  • 15. Shingleton BJ, Crandall AS, Ahmed II. Pseudoexfoliation and the cataract surgeon: preoperative, intraoperative, and postoperative issues related to intraocular pressure, cataract, and intraocular lenses. J Cataract Refract Surg. 2009;35(6):1101-20. [DOI] [PubMed]
  • 16. Wang S, Xu L, Jonas JB, You QS, Wang YX, Yang H. Dyslipidemia and eye diseases in the adult Chinese population: the Beijing eye study. PLoS One. 2012;7(3):26871. [DOI] [PubMed]
  • 17. You QS, Xu L, Wang YX, Yang H, Ma K, Li JJ, et al. Pseudoexfoliation: normative data and associations: the Beijing eye study 2011. Ophthalmology. 2013;120(8):1551-8. [DOI] [PubMed]
  • 18. Kurtul BE, Kurtul A, Altiaylik Ozer P, Kabatas EU, Ertugrul GT. Serum Lipid Levels in Pseudoexfoliation Syndrome. Semin Ophthalmol. 2015;1-4. [DOI] [PubMed]
  • 19. Andrikopoulos GK, Mela EK, Georgakopoulos CD, Papadopoulos GE, Damelou AN, Alexopoulos DK, et al. Pseudoexfoliation syndrome prevalence in Greek patients with cataract and its association to glaucoma and coronary artery disease. Eye (Lond). 2009;23(2):442-7. [DOI] [PubMed]
  • 20. Hollo G. Exfoliation syndrome and systemic cardiovascular diseases. J Glaucoma. 2014;23(8 Suppl 1):S9-11. [DOI] [PubMed]
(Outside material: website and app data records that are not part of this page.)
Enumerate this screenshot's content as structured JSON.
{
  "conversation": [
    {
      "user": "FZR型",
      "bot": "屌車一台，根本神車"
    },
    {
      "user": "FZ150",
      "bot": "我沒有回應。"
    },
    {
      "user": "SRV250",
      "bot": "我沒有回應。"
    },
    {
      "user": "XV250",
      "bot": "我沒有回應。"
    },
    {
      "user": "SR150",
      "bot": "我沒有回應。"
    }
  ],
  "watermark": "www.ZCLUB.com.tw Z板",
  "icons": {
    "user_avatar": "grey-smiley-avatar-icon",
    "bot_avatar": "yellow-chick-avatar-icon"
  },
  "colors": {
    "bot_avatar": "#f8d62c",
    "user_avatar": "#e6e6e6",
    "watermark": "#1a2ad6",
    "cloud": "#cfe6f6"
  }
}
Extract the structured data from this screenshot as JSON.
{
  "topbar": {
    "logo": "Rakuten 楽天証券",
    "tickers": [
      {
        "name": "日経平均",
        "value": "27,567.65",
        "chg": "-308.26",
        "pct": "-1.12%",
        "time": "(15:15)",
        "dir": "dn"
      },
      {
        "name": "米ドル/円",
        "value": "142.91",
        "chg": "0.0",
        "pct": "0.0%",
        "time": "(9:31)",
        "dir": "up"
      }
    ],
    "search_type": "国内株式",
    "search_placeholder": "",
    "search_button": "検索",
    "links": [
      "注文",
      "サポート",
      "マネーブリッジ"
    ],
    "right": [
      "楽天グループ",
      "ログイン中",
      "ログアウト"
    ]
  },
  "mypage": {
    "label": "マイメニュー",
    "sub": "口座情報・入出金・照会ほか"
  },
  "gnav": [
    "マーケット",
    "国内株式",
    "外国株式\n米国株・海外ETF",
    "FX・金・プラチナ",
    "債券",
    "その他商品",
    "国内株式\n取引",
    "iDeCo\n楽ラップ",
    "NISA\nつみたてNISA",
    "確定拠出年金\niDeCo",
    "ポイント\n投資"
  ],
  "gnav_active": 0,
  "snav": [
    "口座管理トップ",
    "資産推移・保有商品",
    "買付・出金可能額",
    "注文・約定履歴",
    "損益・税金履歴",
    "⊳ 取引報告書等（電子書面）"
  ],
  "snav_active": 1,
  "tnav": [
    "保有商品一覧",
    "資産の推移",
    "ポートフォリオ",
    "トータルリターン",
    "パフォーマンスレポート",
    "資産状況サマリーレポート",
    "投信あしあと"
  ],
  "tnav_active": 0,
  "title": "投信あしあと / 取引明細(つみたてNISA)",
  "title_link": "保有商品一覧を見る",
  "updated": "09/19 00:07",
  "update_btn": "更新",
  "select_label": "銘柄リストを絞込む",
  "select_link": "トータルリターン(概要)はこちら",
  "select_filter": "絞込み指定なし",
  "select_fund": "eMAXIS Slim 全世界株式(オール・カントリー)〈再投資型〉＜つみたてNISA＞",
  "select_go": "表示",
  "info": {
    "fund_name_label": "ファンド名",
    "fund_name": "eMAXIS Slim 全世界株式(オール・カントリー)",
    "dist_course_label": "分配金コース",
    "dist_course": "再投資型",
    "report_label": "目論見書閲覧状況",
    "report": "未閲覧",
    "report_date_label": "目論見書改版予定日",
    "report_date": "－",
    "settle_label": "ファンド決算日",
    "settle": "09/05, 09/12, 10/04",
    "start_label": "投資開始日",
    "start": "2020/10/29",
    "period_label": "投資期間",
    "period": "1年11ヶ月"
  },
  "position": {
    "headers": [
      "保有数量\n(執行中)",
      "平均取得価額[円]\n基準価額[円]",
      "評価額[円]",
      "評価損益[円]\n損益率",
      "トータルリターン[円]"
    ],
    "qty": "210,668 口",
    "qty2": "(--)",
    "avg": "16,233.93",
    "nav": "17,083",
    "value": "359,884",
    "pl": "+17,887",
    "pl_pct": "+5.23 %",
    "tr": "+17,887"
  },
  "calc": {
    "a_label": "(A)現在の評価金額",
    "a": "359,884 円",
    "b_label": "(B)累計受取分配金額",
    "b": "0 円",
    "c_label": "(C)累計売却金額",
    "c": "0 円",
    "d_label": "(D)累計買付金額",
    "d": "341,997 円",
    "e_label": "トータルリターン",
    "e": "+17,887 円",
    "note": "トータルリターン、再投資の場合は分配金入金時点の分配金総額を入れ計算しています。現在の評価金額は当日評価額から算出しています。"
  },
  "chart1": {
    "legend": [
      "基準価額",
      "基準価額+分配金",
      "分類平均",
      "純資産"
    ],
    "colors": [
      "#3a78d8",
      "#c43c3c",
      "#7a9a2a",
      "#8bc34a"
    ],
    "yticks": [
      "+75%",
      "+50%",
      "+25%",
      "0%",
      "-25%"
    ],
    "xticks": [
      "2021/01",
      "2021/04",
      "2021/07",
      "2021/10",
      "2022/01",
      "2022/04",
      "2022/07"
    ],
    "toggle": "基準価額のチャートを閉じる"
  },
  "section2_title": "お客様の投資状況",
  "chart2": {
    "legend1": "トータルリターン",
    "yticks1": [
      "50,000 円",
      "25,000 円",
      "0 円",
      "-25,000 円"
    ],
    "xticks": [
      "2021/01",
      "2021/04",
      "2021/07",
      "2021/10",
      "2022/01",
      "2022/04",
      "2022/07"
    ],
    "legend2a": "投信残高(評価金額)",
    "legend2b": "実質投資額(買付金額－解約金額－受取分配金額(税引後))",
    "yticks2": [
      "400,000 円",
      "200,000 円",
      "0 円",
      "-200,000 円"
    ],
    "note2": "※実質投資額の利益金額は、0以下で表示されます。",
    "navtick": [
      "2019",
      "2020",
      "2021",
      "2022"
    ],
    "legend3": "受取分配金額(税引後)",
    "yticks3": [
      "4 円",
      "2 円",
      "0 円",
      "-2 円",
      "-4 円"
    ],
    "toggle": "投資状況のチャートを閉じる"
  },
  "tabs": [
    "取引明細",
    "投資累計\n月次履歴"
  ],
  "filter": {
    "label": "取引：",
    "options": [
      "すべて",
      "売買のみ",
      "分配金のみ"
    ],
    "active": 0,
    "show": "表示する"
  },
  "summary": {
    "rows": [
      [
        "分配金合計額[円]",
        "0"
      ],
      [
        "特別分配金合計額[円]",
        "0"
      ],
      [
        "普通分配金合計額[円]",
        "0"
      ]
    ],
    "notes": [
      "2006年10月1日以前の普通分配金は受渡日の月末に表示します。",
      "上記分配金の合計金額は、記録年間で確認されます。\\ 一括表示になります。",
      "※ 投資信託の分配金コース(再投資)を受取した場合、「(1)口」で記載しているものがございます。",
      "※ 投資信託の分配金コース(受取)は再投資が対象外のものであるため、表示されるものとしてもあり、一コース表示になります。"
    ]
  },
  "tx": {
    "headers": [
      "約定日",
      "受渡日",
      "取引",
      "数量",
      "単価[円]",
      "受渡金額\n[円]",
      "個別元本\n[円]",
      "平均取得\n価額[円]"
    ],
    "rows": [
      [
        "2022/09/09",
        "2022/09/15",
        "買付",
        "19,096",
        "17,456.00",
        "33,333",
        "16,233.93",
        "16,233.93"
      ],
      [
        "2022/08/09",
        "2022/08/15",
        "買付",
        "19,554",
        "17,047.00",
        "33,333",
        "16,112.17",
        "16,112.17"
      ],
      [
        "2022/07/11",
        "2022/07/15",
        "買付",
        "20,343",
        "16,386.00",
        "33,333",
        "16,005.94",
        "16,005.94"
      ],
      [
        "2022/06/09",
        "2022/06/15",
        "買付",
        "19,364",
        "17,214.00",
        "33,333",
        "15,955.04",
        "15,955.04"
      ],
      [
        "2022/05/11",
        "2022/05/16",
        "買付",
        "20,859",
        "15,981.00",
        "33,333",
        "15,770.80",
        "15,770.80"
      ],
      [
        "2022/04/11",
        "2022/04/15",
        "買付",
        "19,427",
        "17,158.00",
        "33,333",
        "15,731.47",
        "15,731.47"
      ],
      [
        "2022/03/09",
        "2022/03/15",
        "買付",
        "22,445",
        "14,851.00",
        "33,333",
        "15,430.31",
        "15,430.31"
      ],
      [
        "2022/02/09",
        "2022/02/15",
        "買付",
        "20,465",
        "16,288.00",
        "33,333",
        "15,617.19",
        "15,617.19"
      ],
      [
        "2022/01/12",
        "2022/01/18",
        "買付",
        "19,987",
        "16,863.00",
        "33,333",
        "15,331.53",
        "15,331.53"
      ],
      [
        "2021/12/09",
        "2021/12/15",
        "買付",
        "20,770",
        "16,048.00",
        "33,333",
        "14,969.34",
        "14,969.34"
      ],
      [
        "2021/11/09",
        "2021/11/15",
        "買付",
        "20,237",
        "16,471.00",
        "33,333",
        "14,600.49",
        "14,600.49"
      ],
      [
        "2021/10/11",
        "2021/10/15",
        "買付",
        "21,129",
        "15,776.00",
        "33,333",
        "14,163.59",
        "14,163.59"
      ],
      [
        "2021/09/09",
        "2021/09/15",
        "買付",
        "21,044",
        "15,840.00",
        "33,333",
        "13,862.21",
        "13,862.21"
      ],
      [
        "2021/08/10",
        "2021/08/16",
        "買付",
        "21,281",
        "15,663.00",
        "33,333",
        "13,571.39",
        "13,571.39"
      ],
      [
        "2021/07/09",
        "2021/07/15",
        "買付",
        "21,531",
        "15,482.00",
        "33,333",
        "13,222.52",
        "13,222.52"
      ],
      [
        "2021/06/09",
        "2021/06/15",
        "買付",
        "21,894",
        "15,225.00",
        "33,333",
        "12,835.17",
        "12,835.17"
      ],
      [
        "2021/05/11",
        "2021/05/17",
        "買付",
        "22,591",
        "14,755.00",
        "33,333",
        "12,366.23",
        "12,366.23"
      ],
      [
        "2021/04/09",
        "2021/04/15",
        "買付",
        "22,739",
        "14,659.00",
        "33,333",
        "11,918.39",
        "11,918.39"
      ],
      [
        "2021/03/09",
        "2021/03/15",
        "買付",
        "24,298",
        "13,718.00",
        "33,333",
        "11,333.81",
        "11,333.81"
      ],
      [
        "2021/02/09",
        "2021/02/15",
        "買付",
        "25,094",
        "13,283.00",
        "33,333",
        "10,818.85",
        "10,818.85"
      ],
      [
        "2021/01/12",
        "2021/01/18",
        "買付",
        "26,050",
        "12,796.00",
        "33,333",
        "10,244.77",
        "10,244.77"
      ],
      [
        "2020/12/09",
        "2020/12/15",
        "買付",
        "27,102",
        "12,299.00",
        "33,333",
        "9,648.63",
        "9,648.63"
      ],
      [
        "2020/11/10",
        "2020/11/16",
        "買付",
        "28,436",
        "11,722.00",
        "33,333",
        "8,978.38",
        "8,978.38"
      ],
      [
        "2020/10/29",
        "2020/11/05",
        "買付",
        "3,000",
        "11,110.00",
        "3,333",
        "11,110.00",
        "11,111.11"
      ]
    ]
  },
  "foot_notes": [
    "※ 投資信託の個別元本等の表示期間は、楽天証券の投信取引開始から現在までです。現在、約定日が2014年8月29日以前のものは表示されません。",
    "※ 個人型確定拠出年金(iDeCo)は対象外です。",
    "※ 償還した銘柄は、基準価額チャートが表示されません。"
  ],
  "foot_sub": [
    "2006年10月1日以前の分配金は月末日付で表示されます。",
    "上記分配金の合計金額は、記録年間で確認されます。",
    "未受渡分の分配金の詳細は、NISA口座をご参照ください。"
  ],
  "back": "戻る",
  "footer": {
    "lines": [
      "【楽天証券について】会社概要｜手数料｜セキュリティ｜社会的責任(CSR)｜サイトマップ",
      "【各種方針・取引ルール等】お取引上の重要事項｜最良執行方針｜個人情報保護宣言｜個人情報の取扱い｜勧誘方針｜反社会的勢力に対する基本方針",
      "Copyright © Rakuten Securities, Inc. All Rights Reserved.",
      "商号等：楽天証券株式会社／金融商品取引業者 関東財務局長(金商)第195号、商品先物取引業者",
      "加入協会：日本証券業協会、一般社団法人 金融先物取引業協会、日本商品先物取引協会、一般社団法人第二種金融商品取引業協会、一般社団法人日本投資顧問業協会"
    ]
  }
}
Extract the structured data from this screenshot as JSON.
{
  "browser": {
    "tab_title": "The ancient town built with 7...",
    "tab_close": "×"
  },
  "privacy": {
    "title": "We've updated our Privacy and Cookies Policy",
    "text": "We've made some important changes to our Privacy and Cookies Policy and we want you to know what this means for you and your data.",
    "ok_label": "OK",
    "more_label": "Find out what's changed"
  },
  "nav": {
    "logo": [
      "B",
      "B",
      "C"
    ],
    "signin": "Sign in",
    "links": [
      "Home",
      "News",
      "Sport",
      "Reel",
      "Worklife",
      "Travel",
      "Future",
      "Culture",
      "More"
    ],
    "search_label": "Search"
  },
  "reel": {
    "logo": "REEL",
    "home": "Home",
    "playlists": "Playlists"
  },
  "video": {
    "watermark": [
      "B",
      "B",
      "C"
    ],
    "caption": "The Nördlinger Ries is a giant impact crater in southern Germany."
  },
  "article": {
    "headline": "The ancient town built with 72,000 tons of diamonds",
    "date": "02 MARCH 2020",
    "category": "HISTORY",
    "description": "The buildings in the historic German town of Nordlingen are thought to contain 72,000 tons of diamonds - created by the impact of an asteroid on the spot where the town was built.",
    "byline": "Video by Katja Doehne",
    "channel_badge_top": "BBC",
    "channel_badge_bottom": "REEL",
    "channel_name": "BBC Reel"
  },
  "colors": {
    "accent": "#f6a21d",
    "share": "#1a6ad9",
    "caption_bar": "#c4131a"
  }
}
Table 1.

Comparison of Mean Concentration of Chol, TG, LDL, VLDL and HDL Between Case and Control Groupsa

Plasma Lipids PES Group Non-PES Group P Value
Chol 192.32 ± 5.64 193.24 ± 4.33 0.899
M 180.70 ± 7.89 185.64 ± 5.97 0.620
F 208.45 ± 6.98 202.39 ± 6.15 0.550
TG 149.78 ± 6.15 127.07 ± 6.59 0.021
M 148.87 ± 8.07 118.42 ± 7.54 0.014
F 150.88 ± 9.52 139.06 ± 11.57 0.459
LDL 124.90 ± 5.86 119.65 ± 3.33 0.403
M 117.58 ± 5.79 120.27 ± 4.75 0.727
F 135.06 ± 11.34 118.90 ± 4.65 0.121
VLDL 28.08 ± 1.41 28.36 ± 1.09 0.792
M 25.60 ± 1.47 24.86 ± 3.93 0.928
F 31.54 ± 2.57 32.59 ± 2.11 0.768
HDL 45.41 ± 2.02 45.70 ± 0.86 0.878
M 47.18 ± 3.25 44.54 ± 1.09 0.353
F 42.96 ± 1.71 47.10 ± 1.36 0.074
Abbreviations: Chol, cholesterol; F, female; HDL, high-density lipoprotein; LDL, low-density lipoprotein; M, male; PES, Pseudoexfoliation syndrome; TG, triglyceride; VLDL, very low-density lipoprotein.
a Unit for all data is mg/dL; data are given as mean ± standard error mean.